The Geminid meteor shower 2012, the final major meteor shower of every year and likely to be the best, peaks overnight Dec. 13 and Dec. 14, and you may be able to see a great show on either side of those dates.
If you liked the Orionids Meteor Shower in October, you should love this sky show. NASA reports that the Geminids are a relatively young meteor shower, with the first sightings occurring in the 1830s with rates of about 20 per hour.
Over the decades the rates have increased, regularly spawning between 80 and 120 per hour at its peak on a clear evening.
Tips for best viewing
"With no moon to ruin the show, 2012 presents a most favorable year for watching the grand finale of the meteor showers," Earthsky reports. "Best viewing of the Geminids will probably be from about 1 a.m. to 3 a.m. on December 14."
Here are some viewing tips:
To watch meteors, you need a dark sky. So, if you care to join thousands across the nation in viewing the shower, park yourself at a good viewing spot, like Golden Valley's Theodore Wirth Park, and enjoy the show.
More tips for viewing, from Earthsky.org:
You can comfortably watch meteors from many places, assuming you have a dark sky: your back yard or deck, the hood of your car, the side of a road. Consider a blanket or reclining lawn chair, a thermos with a hot drink, binoculars for gazing along the pathway of the Milky Way. Be sure to dress warmly enough.
What are the Geminids?
The Geminid meteor shower is named after the constellation Gemini, which is located in roughly the same point of the night sky where the Geminid meteor shower appears to originate.
Geminids are pieces of debris from 3200 Phaethon, basically a rocky skeleton of a comet that lost most of its meat and skin—its outer covering of ice—after too many close encounters with the sun.
Most meteors meet the Earth's atmosphere, burning up in a brilliant light show, when the planet passes through the tail of a comet as the comet's orbit nears the Earth.

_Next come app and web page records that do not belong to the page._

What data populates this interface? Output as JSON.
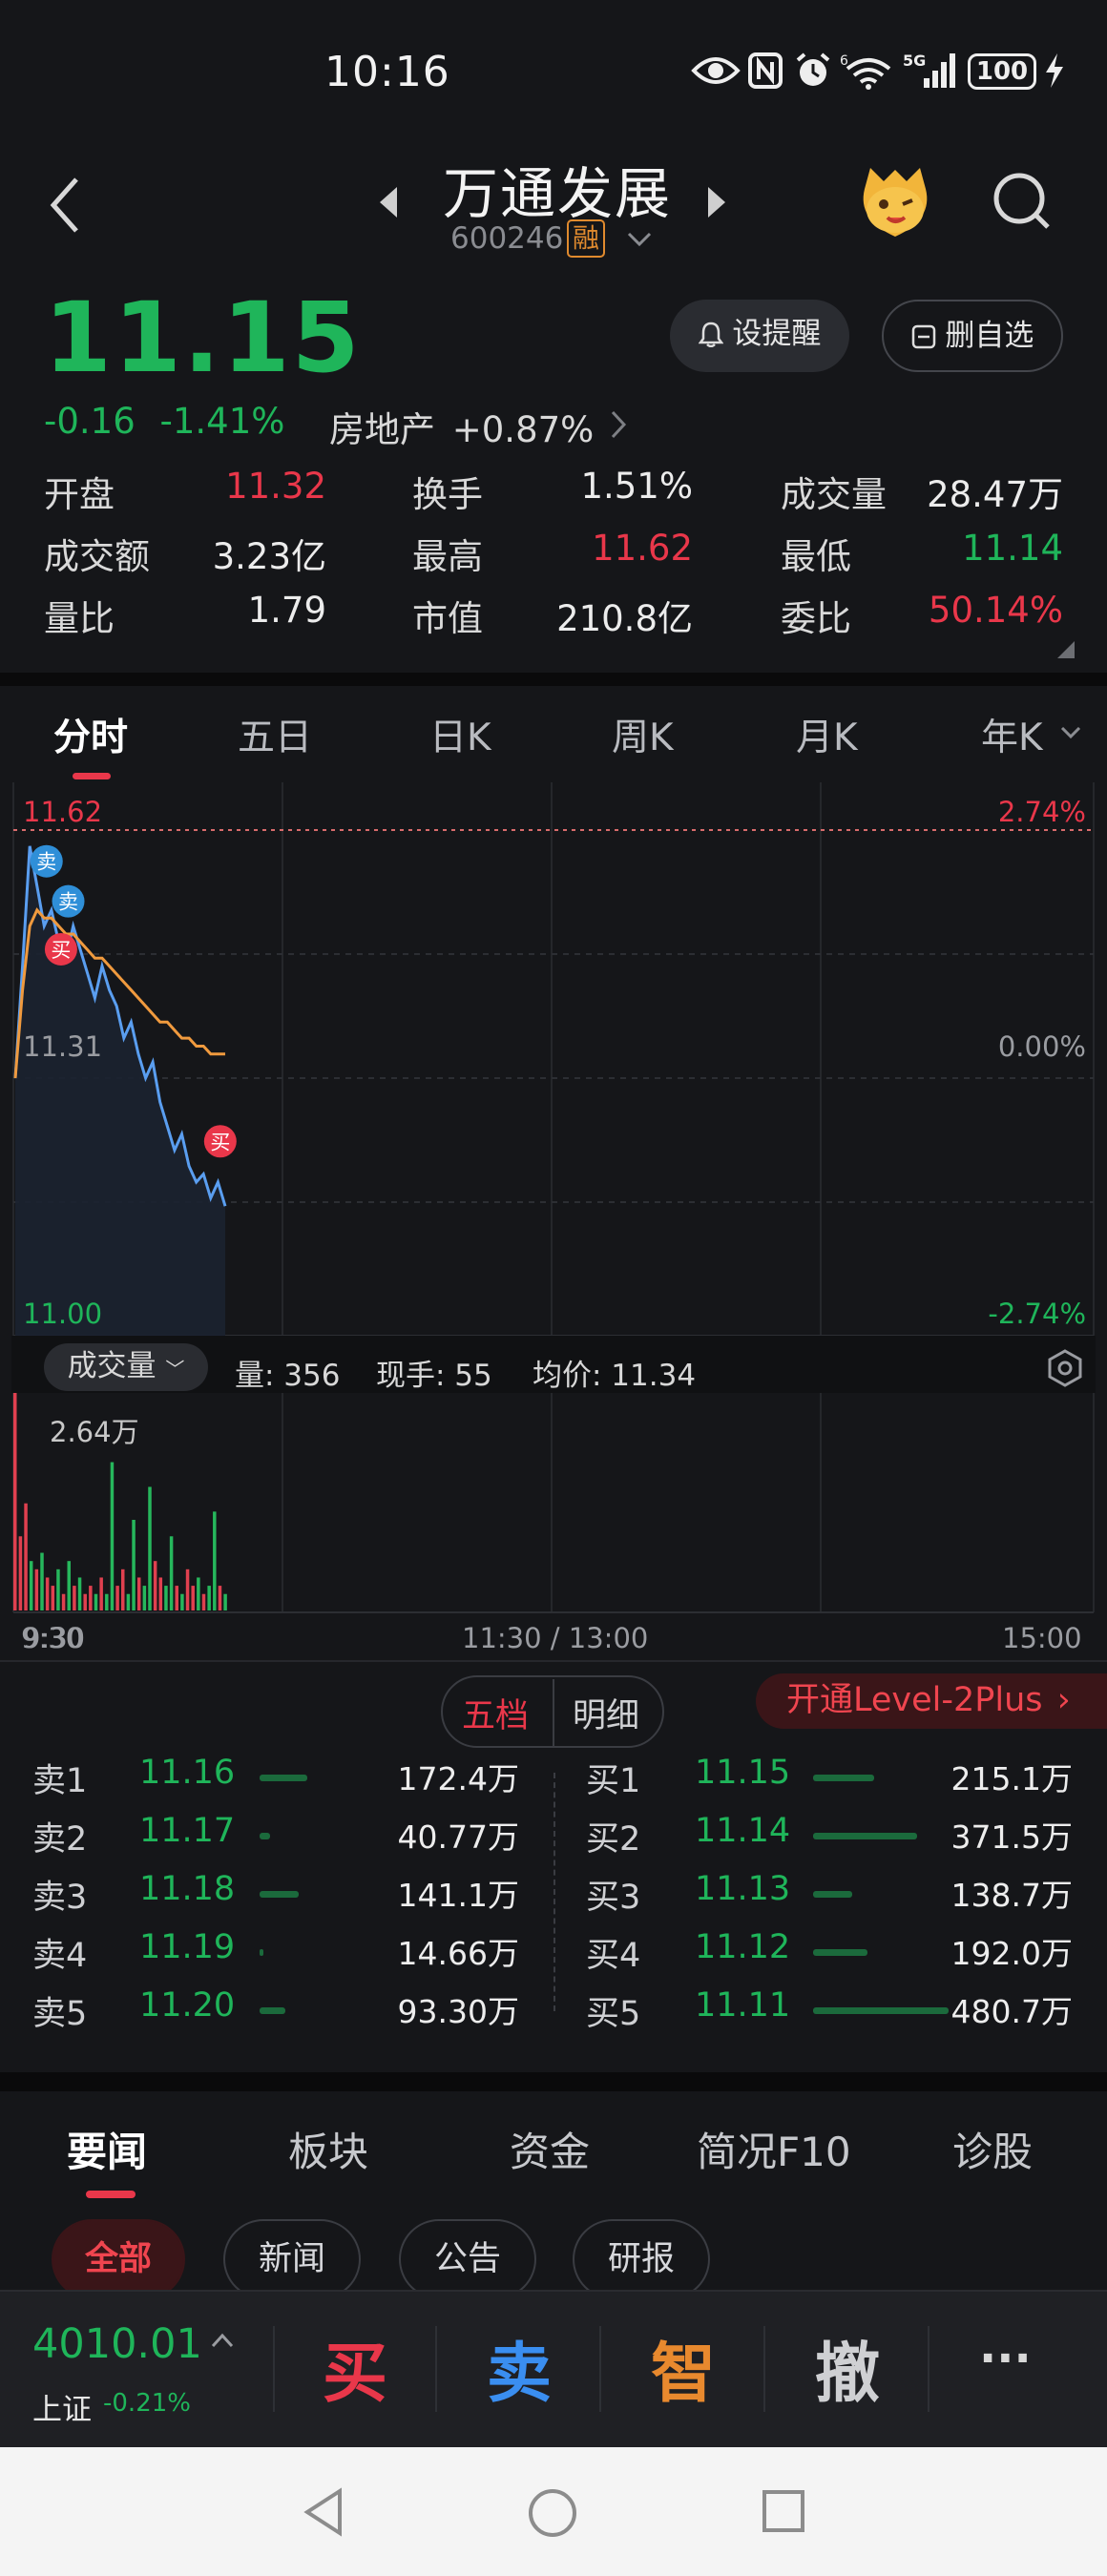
{
  "status_bar": {
    "time": "10:16",
    "battery": "100",
    "network": "5G",
    "wifi_badge": "6"
  },
  "header": {
    "stock_name": "万通发展",
    "stock_code": "600246",
    "rong_badge": "融"
  },
  "quote": {
    "price": "11.15",
    "change": "-0.16",
    "change_pct": "-1.41%",
    "sector_name": "房地产",
    "sector_change": "+0.87%",
    "alert_button": "设提醒",
    "watchlist_button": "删自选",
    "stats": [
      {
        "label": "开盘",
        "value": "11.32",
        "color": "red"
      },
      {
        "label": "换手",
        "value": "1.51%",
        "color": "white"
      },
      {
        "label": "成交量",
        "value": "28.47万",
        "color": "white"
      },
      {
        "label": "成交额",
        "value": "3.23亿",
        "color": "white"
      },
      {
        "label": "最高",
        "value": "11.62",
        "color": "red"
      },
      {
        "label": "最低",
        "value": "11.14",
        "color": "green"
      },
      {
        "label": "量比",
        "value": "1.79",
        "color": "white"
      },
      {
        "label": "市值",
        "value": "210.8亿",
        "color": "white"
      },
      {
        "label": "委比",
        "value": "50.14%",
        "color": "red"
      }
    ]
  },
  "chart_tabs": [
    "分时",
    "五日",
    "日K",
    "周K",
    "月K",
    "年K"
  ],
  "chart_data": {
    "type": "line",
    "title": "",
    "price_axis": {
      "top": "11.62",
      "mid": "11.31",
      "bottom": "11.00"
    },
    "pct_axis": {
      "top": "2.74%",
      "mid": "0.00%",
      "bottom": "-2.74%"
    },
    "ylim": [
      11.0,
      11.62
    ],
    "time_labels": [
      "9:30",
      "11:30 / 13:00",
      "15:00"
    ],
    "series": [],
    "price_series": [
      11.31,
      11.45,
      11.6,
      11.55,
      11.5,
      11.52,
      11.48,
      11.46,
      11.5,
      11.47,
      11.44,
      11.41,
      11.45,
      11.42,
      11.4,
      11.36,
      11.38,
      11.34,
      11.31,
      11.33,
      11.28,
      11.25,
      11.22,
      11.24,
      11.2,
      11.18,
      11.19,
      11.16,
      11.18,
      11.15
    ],
    "avg_series": [
      11.31,
      11.42,
      11.5,
      11.52,
      11.51,
      11.51,
      11.5,
      11.49,
      11.49,
      11.48,
      11.47,
      11.46,
      11.46,
      11.45,
      11.44,
      11.43,
      11.42,
      11.41,
      11.4,
      11.39,
      11.38,
      11.38,
      11.37,
      11.36,
      11.36,
      11.35,
      11.35,
      11.34,
      11.34,
      11.34
    ],
    "markers": [
      {
        "label": "卖",
        "index": 3,
        "value": 11.55,
        "color": "#2f8fd8"
      },
      {
        "label": "卖",
        "index": 6,
        "value": 11.5,
        "color": "#2f8fd8"
      },
      {
        "label": "买",
        "index": 5,
        "value": 11.44,
        "color": "#e9374a"
      },
      {
        "label": "买",
        "index": 27,
        "value": 11.2,
        "color": "#e9374a"
      }
    ],
    "volume": {
      "max_label": "2.64万",
      "bars": [
        2.64,
        0.9,
        1.3,
        0.6,
        0.5,
        0.7,
        0.4,
        0.3,
        0.5,
        0.2,
        0.6,
        0.3,
        0.4,
        0.2,
        0.3,
        0.2,
        0.4,
        0.2,
        1.8,
        0.3,
        0.5,
        0.2,
        1.1,
        0.4,
        0.3,
        1.5,
        0.6,
        0.4,
        0.3,
        0.9,
        0.3,
        0.2,
        0.5,
        0.3,
        0.4,
        0.2,
        0.3,
        1.2,
        0.3,
        0.2
      ],
      "bar_colors": [
        "r",
        "r",
        "r",
        "g",
        "r",
        "g",
        "r",
        "r",
        "g",
        "r",
        "g",
        "r",
        "g",
        "r",
        "r",
        "g",
        "r",
        "g",
        "g",
        "r",
        "r",
        "g",
        "g",
        "r",
        "g",
        "g",
        "r",
        "r",
        "g",
        "g",
        "r",
        "g",
        "r",
        "r",
        "g",
        "r",
        "g",
        "g",
        "r",
        "g"
      ]
    }
  },
  "volume_panel": {
    "dropdown_label": "成交量",
    "qty_label": "量: 356",
    "hand_label": "现手: 55",
    "avg_label": "均价: 11.34"
  },
  "orderbook": {
    "tabs": [
      "五档",
      "明细"
    ],
    "level2_label": "开通Level-2Plus",
    "sell": [
      {
        "label": "卖1",
        "price": "11.16",
        "volume": "172.4万",
        "ratio": 0.36
      },
      {
        "label": "卖2",
        "price": "11.17",
        "volume": "40.77万",
        "ratio": 0.08
      },
      {
        "label": "卖3",
        "price": "11.18",
        "volume": "141.1万",
        "ratio": 0.29
      },
      {
        "label": "卖4",
        "price": "11.19",
        "volume": "14.66万",
        "ratio": 0.03
      },
      {
        "label": "卖5",
        "price": "11.20",
        "volume": "93.30万",
        "ratio": 0.19
      }
    ],
    "buy": [
      {
        "label": "买1",
        "price": "11.15",
        "volume": "215.1万",
        "ratio": 0.45
      },
      {
        "label": "买2",
        "price": "11.14",
        "volume": "371.5万",
        "ratio": 0.77
      },
      {
        "label": "买3",
        "price": "11.13",
        "volume": "138.7万",
        "ratio": 0.29
      },
      {
        "label": "买4",
        "price": "11.12",
        "volume": "192.0万",
        "ratio": 0.4
      },
      {
        "label": "买5",
        "price": "11.11",
        "volume": "480.7万",
        "ratio": 1.0
      }
    ]
  },
  "news_tabs": [
    "要闻",
    "板块",
    "资金",
    "简况F10",
    "诊股"
  ],
  "news_chips": [
    "全部",
    "新闻",
    "公告",
    "研报"
  ],
  "bottom_bar": {
    "index_value": "4010.01",
    "index_name": "上证",
    "index_change": "-0.21%",
    "buy": "买",
    "sell": "卖",
    "smart": "智",
    "cancel": "撤",
    "more": "···"
  },
  "colors": {
    "red": "#e9374a",
    "green": "#1fb55a",
    "blue": "#2f8fd8",
    "orange": "#e8892e",
    "bg": "#151619"
  }
}
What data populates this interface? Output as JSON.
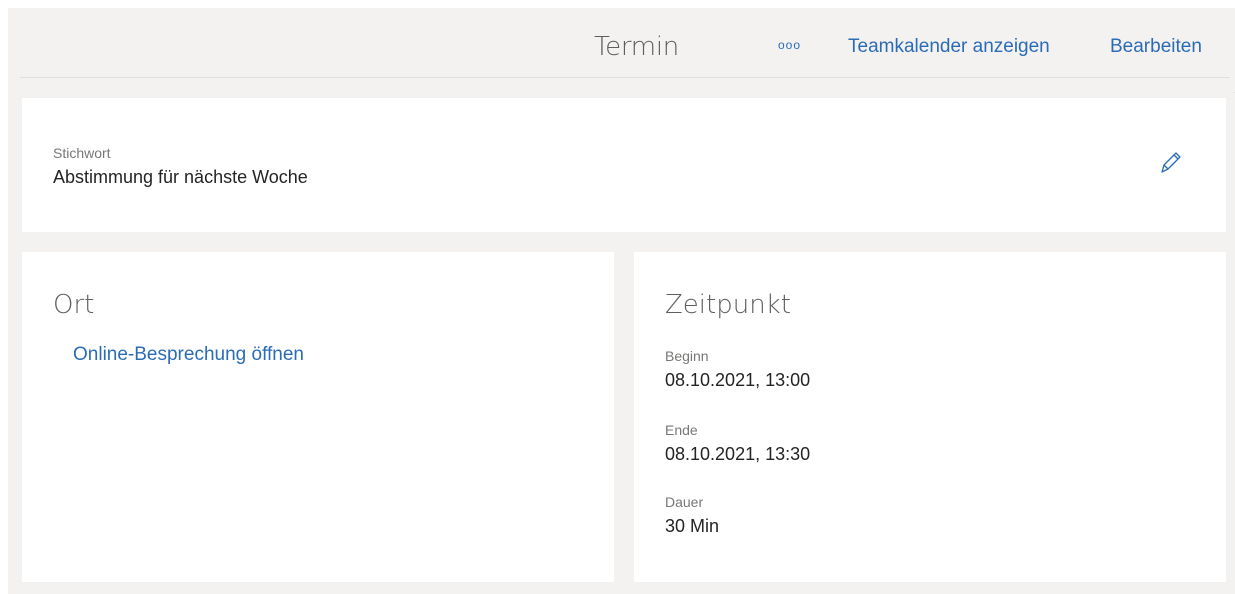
{
  "header": {
    "title": "Termin",
    "more_label": "ooo",
    "team_calendar_label": "Teamkalender anzeigen",
    "edit_label": "Bearbeiten"
  },
  "subject": {
    "label": "Stichwort",
    "value": "Abstimmung für nächste Woche",
    "edit_icon": "pencil-icon"
  },
  "place": {
    "title": "Ort",
    "online_meeting_link": "Online-Besprechung öffnen"
  },
  "time": {
    "title": "Zeitpunkt",
    "start": {
      "label": "Beginn",
      "value": "08.10.2021, 13:00"
    },
    "end": {
      "label": "Ende",
      "value": "08.10.2021, 13:30"
    },
    "duration": {
      "label": "Dauer",
      "value": "30 Min"
    }
  },
  "colors": {
    "accent": "#2b6cb6",
    "background": "#f3f2f1",
    "card": "#ffffff"
  }
}
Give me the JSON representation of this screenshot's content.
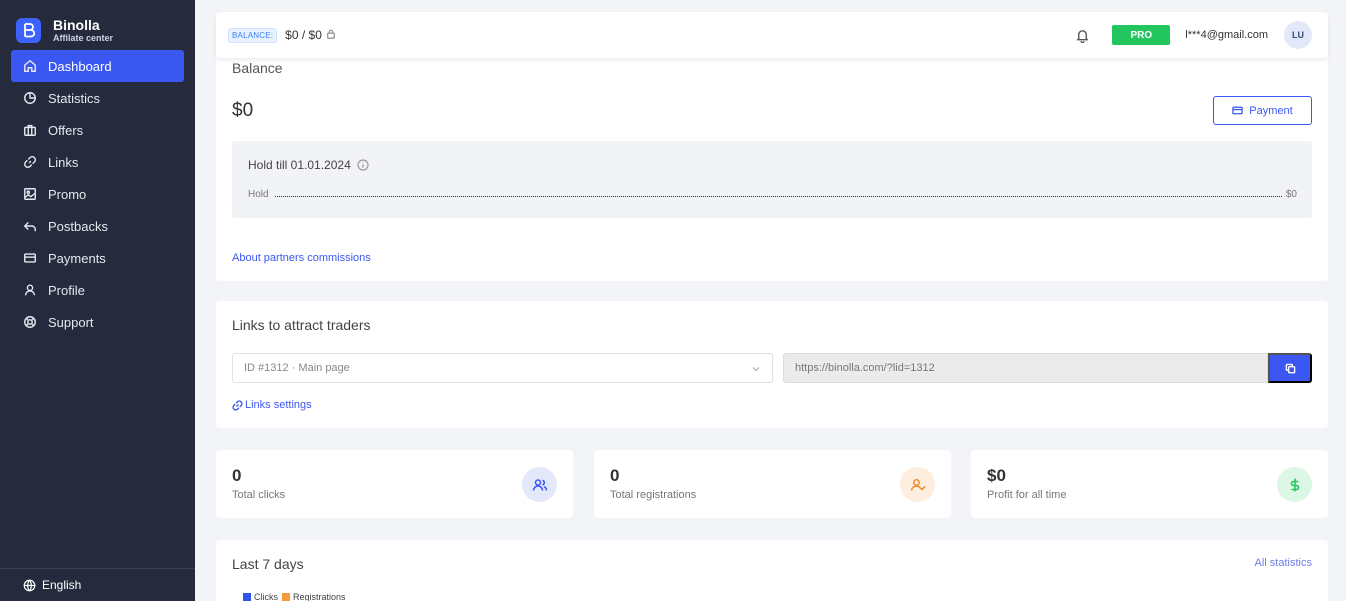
{
  "brand": {
    "name": "Binolla",
    "subtitle": "Affilate center",
    "accent": "#3d63ff"
  },
  "sidebar": {
    "items": [
      {
        "label": "Dashboard",
        "icon": "home-icon",
        "active": true
      },
      {
        "label": "Statistics",
        "icon": "pie-chart-icon"
      },
      {
        "label": "Offers",
        "icon": "briefcase-icon"
      },
      {
        "label": "Links",
        "icon": "link-icon"
      },
      {
        "label": "Promo",
        "icon": "image-icon"
      },
      {
        "label": "Postbacks",
        "icon": "reply-arrow-icon"
      },
      {
        "label": "Payments",
        "icon": "credit-card-icon"
      },
      {
        "label": "Profile",
        "icon": "user-icon"
      },
      {
        "label": "Support",
        "icon": "lifebuoy-icon"
      }
    ],
    "language": "English"
  },
  "topbar": {
    "balance_tag": "BALANCE:",
    "balance_value": "$0 / $0",
    "pro_label": "PRO",
    "email": "l***4@gmail.com",
    "avatar_initials": "LU"
  },
  "balance": {
    "title": "Balance",
    "amount": "$0",
    "payment_button": "Payment",
    "hold_title": "Hold till 01.01.2024",
    "hold_label": "Hold",
    "hold_value": "$0",
    "about_link": "About partners commissions"
  },
  "links": {
    "title": "Links to attract traders",
    "select_value": "ID #1312 · Main page",
    "url": "https://binolla.com/?lid=1312",
    "settings_link": "Links settings"
  },
  "stats": [
    {
      "value": "0",
      "label": "Total clicks",
      "icon": "users-icon"
    },
    {
      "value": "0",
      "label": "Total registrations",
      "icon": "user-check-icon"
    },
    {
      "value": "$0",
      "label": "Profit for all time",
      "icon": "dollar-icon"
    }
  ],
  "week": {
    "title": "Last 7 days",
    "all_stats_link": "All statistics",
    "legend": [
      {
        "name": "Clicks",
        "color": "#2f54eb"
      },
      {
        "name": "Registrations",
        "color": "#f59a3b"
      }
    ]
  }
}
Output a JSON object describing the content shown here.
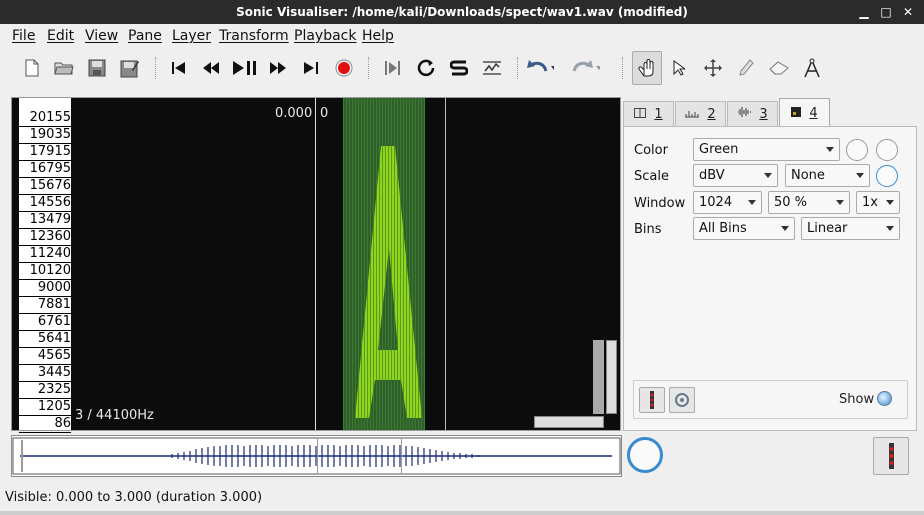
{
  "window": {
    "title": "Sonic Visualiser: /home/kali/Downloads/spect/wav1.wav (modified)",
    "minimize": "▁",
    "maximize": "□",
    "close": "✕"
  },
  "menu": [
    "File",
    "Edit",
    "View",
    "Pane",
    "Layer",
    "Transform",
    "Playback",
    "Help"
  ],
  "toolbar": {
    "icons": [
      "new-file-icon",
      "open-folder-icon",
      "save-icon",
      "save-as-icon",
      "rewind-start-icon",
      "rewind-icon",
      "play-pause-icon",
      "fast-forward-icon",
      "forward-end-icon",
      "record-icon",
      "play-selection-icon",
      "loop-icon",
      "solo-icon",
      "normalize-icon",
      "undo-icon",
      "redo-icon",
      "navigate-hand-icon",
      "select-arrow-icon",
      "move-icon",
      "draw-pencil-icon",
      "erase-icon",
      "measure-icon"
    ]
  },
  "pane": {
    "frequency_ticks": [
      "20155",
      "19035",
      "17915",
      "16795",
      "15676",
      "14556",
      "13479",
      "12360",
      "11240",
      "10120",
      "9000",
      "7881",
      "6761",
      "5641",
      "4565",
      "3445",
      "2325",
      "1205",
      "86"
    ],
    "time_left": "0.000",
    "time_right": "0",
    "layer_info": "3 / 44100Hz",
    "spectrogram_colour": "#7fcf1a"
  },
  "tabs": [
    {
      "label": "1",
      "icon": "pane-icon"
    },
    {
      "label": "2",
      "icon": "ruler-icon"
    },
    {
      "label": "3",
      "icon": "waveform-icon"
    },
    {
      "label": "4",
      "icon": "spectrogram-icon"
    }
  ],
  "properties": {
    "color_label": "Color",
    "color_value": "Green",
    "scale_label": "Scale",
    "scale_value": "dBV",
    "scale_norm": "None",
    "window_label": "Window",
    "window_size": "1024",
    "window_overlap": "50 %",
    "window_oversample": "1x",
    "bins_label": "Bins",
    "bins_value": "All Bins",
    "bins_scale": "Linear",
    "show_label": "Show"
  },
  "status": "Visible: 0.000 to 3.000 (duration 3.000)"
}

Strangely, the Geminids appear not when a comet's tail swings by, but when the Earth comes in contact with the particles associated with an indistinct, rocky object that doesn't have a tail, detected by NASA in 1983 and named 3200 Phaethon. Scientists speculate that 3200 Phaethon may be a chip from a nearby asteroid.
Are the predictions for the 2012 showers reliable? Although astronomers have tried to publish exact predictions in recent years, meteor showers remain notoriously unpredictable.
Your best bet is to go outside at the suggested time—and hope.